In contrast, the two cases filed this fall by NBC Universal and Lee Hale, et al have been brought before the U.S. District Court for Los Angeles Country — a Federal court — and filed over the issue of Copyright Infringement. And that’s no accident — the reason that these current cases fall under Federal, rather than State, jurisdiction, is because the issue of Copyright Infringement is a Federal question, pertaining to U.S. Copyright Laws enacted by Congress. (Note: There are also claims under California State law in NBC U’s suit, which attorneys for Garrison Productions are seeking to have thrown out.)
So while we would certainly invite the legal scholars who might be reading this little treatise to weigh in with their thoughts, it seems to us that nothing about the “Dismissed with Prejudice” outcome of the earlier legal skirmish between The Dean Martin Family Trust and Greg Garrison Productions would preclude the Trust from still entering the current and ongoing litigation over Copyright Infringement — unless, of course, the two sides DID sign a truce of sorts back in 2004.
Not that we want to see this fight grow any more complicated or messy than it already is. We just thought that to provide some idea of where this imbroglio might be headed, it was valuable to shed light on one nearby venue where it had already been.
We still hold out the hope that Somewhere There’s A Someone who can put a quick end to all of this…Someone who possesses the desire that Dean had to make everyone happy…Someone who understands that based on the actual history of copyright registration, as we outlined in our earlier piece Whose Show Is It Anyway, no one party has an incontrovertible claim to all of this material, and endeavoring to prove otherwise might very possibly just waste the time, energy and money of the individuals involved, not to mention, further try the patience of an already weary legion of fans.
The Dean Martin Show was unlike any other television series that came before or after it, because its production team and cast were unrivaled, and its host, inimitable. So why not follow that example and make the resolution of the issues at stake in these cases the model for all other rights-embattled TV shows to emulate?
Bring the matter to arbitration. Find an impartial third party or parties who could serve as an honest intermediary(ies). Get together in a circle, hold hands and sing “Kumbaya”.
In short, try ANYTHING that might break this logjam, end the stalemate, and allow us to see these shows again. And who knows — if the material could be marketed again, it might actually make some money for those who have a legitimate claim to it. The only ones benefiting from the current stasis are, of course…you guessed it: The Lawyers!

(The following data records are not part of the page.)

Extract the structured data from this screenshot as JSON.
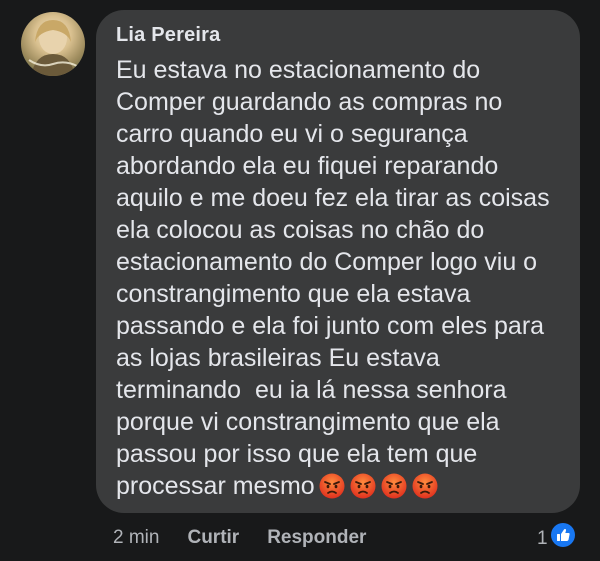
{
  "comment": {
    "author": "Lia Pereira",
    "text": "Eu estava no estacionamento do\nComper guardando as compras no\ncarro quando eu vi o segurança\nabordando ela eu fiquei reparando\naquilo e me doeu fez ela tirar as coisas\nela colocou as coisas no chão do\nestacionamento do Comper logo viu o\nconstrangimento que ela estava\npassando e ela foi junto com eles para\nas lojas brasileiras Eu estava\nterminando  eu ia lá nessa senhora\nporque vi constrangimento que ela\npassou por isso que ela tem que\nprocessar mesmo",
    "emojis": [
      "angry-face-icon",
      "angry-face-icon",
      "angry-face-icon",
      "angry-face-icon"
    ]
  },
  "actions": {
    "time": "2 min",
    "like_label": "Curtir",
    "reply_label": "Responder"
  },
  "reactions": {
    "count": "1",
    "type": "like-icon"
  },
  "colors": {
    "background": "#18191a",
    "bubble": "#3a3b3c",
    "text": "#e4e6eb",
    "secondary_text": "#b0b3b8",
    "like_blue": "#1877f2"
  }
}
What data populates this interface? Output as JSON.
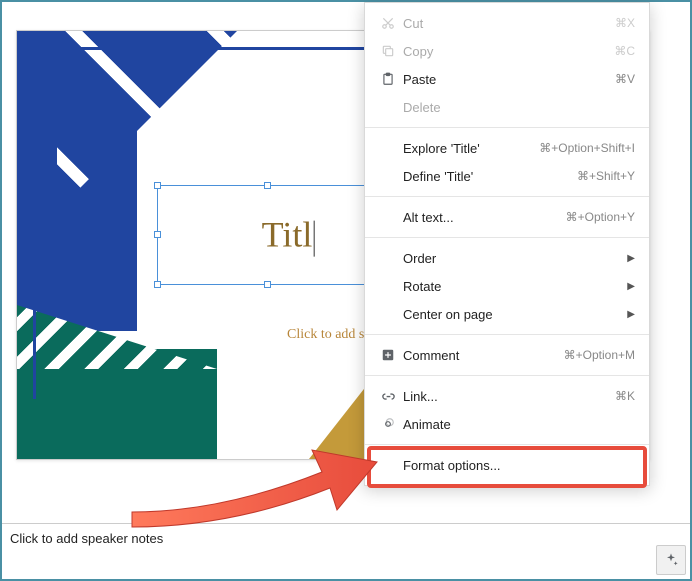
{
  "slide": {
    "title_text": "Titl",
    "subtitle_placeholder": "Click to add s"
  },
  "notes": {
    "placeholder": "Click to add speaker notes"
  },
  "menu": {
    "cut": {
      "label": "Cut",
      "shortcut": "⌘X"
    },
    "copy": {
      "label": "Copy",
      "shortcut": "⌘C"
    },
    "paste": {
      "label": "Paste",
      "shortcut": "⌘V"
    },
    "delete": {
      "label": "Delete"
    },
    "explore": {
      "label": "Explore 'Title'",
      "shortcut": "⌘+Option+Shift+I"
    },
    "define": {
      "label": "Define 'Title'",
      "shortcut": "⌘+Shift+Y"
    },
    "alttext": {
      "label": "Alt text...",
      "shortcut": "⌘+Option+Y"
    },
    "order": {
      "label": "Order"
    },
    "rotate": {
      "label": "Rotate"
    },
    "center": {
      "label": "Center on page"
    },
    "comment": {
      "label": "Comment",
      "shortcut": "⌘+Option+M"
    },
    "link": {
      "label": "Link...",
      "shortcut": "⌘K"
    },
    "animate": {
      "label": "Animate"
    },
    "format": {
      "label": "Format options..."
    }
  }
}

And we all know what one of Shakespeare’s characters in Henry VI advised doing about them.
Instead, we’d prefer to close on a more pacific note, with what Dean himself once said in 1970 at the end of one of those soothing “Welcome To My World” medleys with The Golddiggers — albeit in a different context (the war raging in Vietnam), but in the same spirit:
“Let’s all work for peace…not fight for it.”